ARCHITECTURAL STORYTELLING : #ARCHITALKS
3rd in a series of posts by architects about….something totally random and not necessarily related to the practice or profession of architecture. O_o
But this time we’re talking about architectural storytelling. Architects, by definition, are great storytellers. We are groomed into this art from our very first studio critique where are are made to tell a very convenient fiction about our design and how wonderful it is (it’s not) and how it’s never been done or thought of before (of course it has) and how our designs will change the world (let’s just say boots are typically required in your average architecture studio). Today’s story will hopefully be more entertaining and at least a little enriching, offering a small glimpse into the mind of one architect and one day in a city not so far away.
It’s cold. The heat in my townhouse never quite reaches the top floor. Just like the cool air in summer, come to think of it. They tell you in school that hot air rises. “Evidently it doesn’t rise fast enough to stay warm”, I think to myself as I’m huddled under a blanket dreading my exodus from the very small cocoon of warmth I’ve managed to build up as I slept. I look out the window and see the fresh snow on the trees. I resign myself to the pain I’m about to experience, and with clenched teeth, I throw off the covers and head for the shower and hopefully a few drops of hot water that might have been left by my housemates.
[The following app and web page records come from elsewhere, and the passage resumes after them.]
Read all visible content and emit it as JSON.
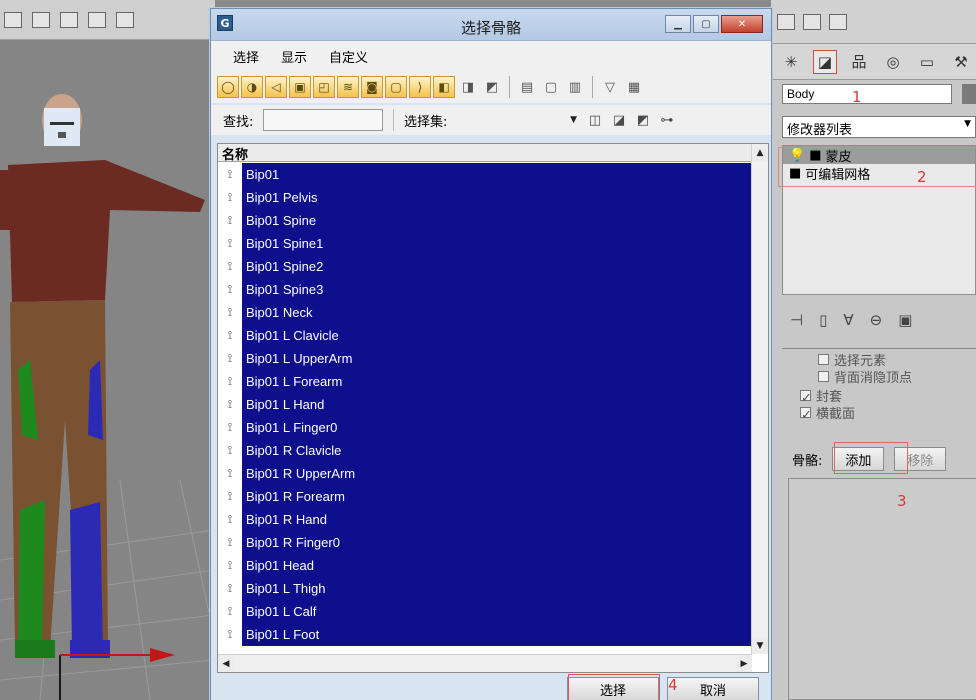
{
  "dialog": {
    "title": "选择骨骼",
    "menu": [
      "选择",
      "显示",
      "自定义"
    ],
    "find_label": "查找:",
    "find_value": "",
    "selection_set_label": "选择集:",
    "list_header": "名称",
    "bones": [
      "Bip01",
      "Bip01 Pelvis",
      "Bip01 Spine",
      "Bip01 Spine1",
      "Bip01 Spine2",
      "Bip01 Spine3",
      "Bip01 Neck",
      "Bip01 L Clavicle",
      "Bip01 L UpperArm",
      "Bip01 L Forearm",
      "Bip01 L Hand",
      "Bip01 L Finger0",
      "Bip01 R Clavicle",
      "Bip01 R UpperArm",
      "Bip01 R Forearm",
      "Bip01 R Hand",
      "Bip01 R Finger0",
      "Bip01 Head",
      "Bip01 L Thigh",
      "Bip01 L Calf",
      "Bip01 L Foot"
    ],
    "select_label": "选择",
    "cancel_label": "取消",
    "annotation": "4"
  },
  "command_panel": {
    "object_name": "Body",
    "modifier_list_label": "修改器列表",
    "stack": [
      {
        "label": "蒙皮",
        "selected": true
      },
      {
        "label": "可编辑网格",
        "selected": false
      }
    ],
    "options": [
      {
        "label": "选择元素",
        "checked": false
      },
      {
        "label": "背面消隐顶点",
        "checked": false
      },
      {
        "label": "封套",
        "checked": true
      },
      {
        "label": "横截面",
        "checked": true
      }
    ],
    "bones_label": "骨骼:",
    "add_label": "添加",
    "remove_label": "移除",
    "annotations": [
      "1",
      "2",
      "3"
    ]
  },
  "colors": {
    "selection_bg": "#0d0f8c",
    "annotation": "#d23b3b",
    "shirt": "#6b2a22",
    "pants": "#7a5232"
  }
}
Showered, shaved, dressed and ready for the day. It’s Saturday – my favorite day of the week. I deliberately don’t make plans so that I can have the day to myself. No friends, no phone calls, no emails. It’s my day. I head down the stairs, grab my coat, hat and gloves, strap on my shoes and head out into the cold February D.C. morning. I’m headed for the Vienna Metro on the Orange line, which is in Northern Virginia, but it might as well be a D.C. suburb. My townhouse is on the edge of a neighborhood with a paved walking track that leads straight to the metro station. It didn’t take me long to discover this when I moved here and by now it’s a familiar path that I barely need to think about.
I reach the metro station, slip my card into the slot and head down the escalator to the platform. I hear the train heading in already. This is the last stop on the line so I don’t have to wonder if it’s my train or not. And as I step through the doors I look around and marvel at all those headed into work on a Saturday in their suit and tie. Me? Nope. Jeans, a sweater, a jacket, a scarf, long socks, warm shoes and gloves. Hey, I said it was cold, right? The train doors close and off we go.
I change trains only once to get where I’m going – from the Orange line to the Red. Finally I come out from underground and into the bright morning sunshine. It’s almost blinding at first from the relative din of the subterranean metro station, but my eyes quickly adjust to my surroundings just outside the Dupont Station. The familiar buildings, not-so familiar people and the streets. I love these streets. This is my Saturday morning ritual. I head out to Dupont Circle and this little book shop and cafe that has some of the most obscure architecture books I’ve never heard of. I find a copy of “how architecture got it’s hump” by Roger Connah, “the look of architecture” by Witold Rybczynski and “invisible cities” by Italo Calvino – three of my favorite books on architecture. I spend some time looking through the now familiar stacks of architecture books. There are books on history, design, theory, a few collections of works by famous starchitects that I don’t care about and countless others that I won’t have time to read, but by now it’s lunch time and I’m hungry.
My next stop is a little sandwich shop a few doors down from the book shop. I’ve never bothered to learn the name. It’s one of those trendy places that pops up with a clean modern and flashy design, a few barely legal hotties behind the counter ready to take your order. I get my sandwich and my water and I find a place at the bar top to enjoy one of my new books. It’s also entertaining to people-watch in places like this. There’s a steady stream of customers in and out. Some stay for a bit at the small round tables-for-two, others just grab their grub and go. In DC you’ll more often than not hear conversations in every language but English. It’s almost like being in a foreign country…or an airport…whatever.
I’ve finished my lunch, stashed my books under my arm and now it’s time to head out and explore. I almost never go the same way twice, but I always end up in the Adams Morgan and Shaw areas of town. The small shops that occupy old shotgun town homes have the most amazing things in them. Vintage housewares, records, jewelry, cowboy boots, fuzzy handcuffs…all sorts of things from eras long past popular fashion. After a couple of hours of aimlessly wandering the streets of DC I make my way back to the Dupont Metro. I don’t actually need to walk all the way back to this spot. There are plenty of other stations I could use, but the area between Shaw, Adams Morgan and Dupont has some amazing architecture. Italianate and Federal and Queen Anne and Victorian and French, Gothic and Greek Revival – the ornamentation, the stonework and the masonry are just amazing. It’s even better in the Spring when all the trees are full and in bloom. But that’s a different day and a different story.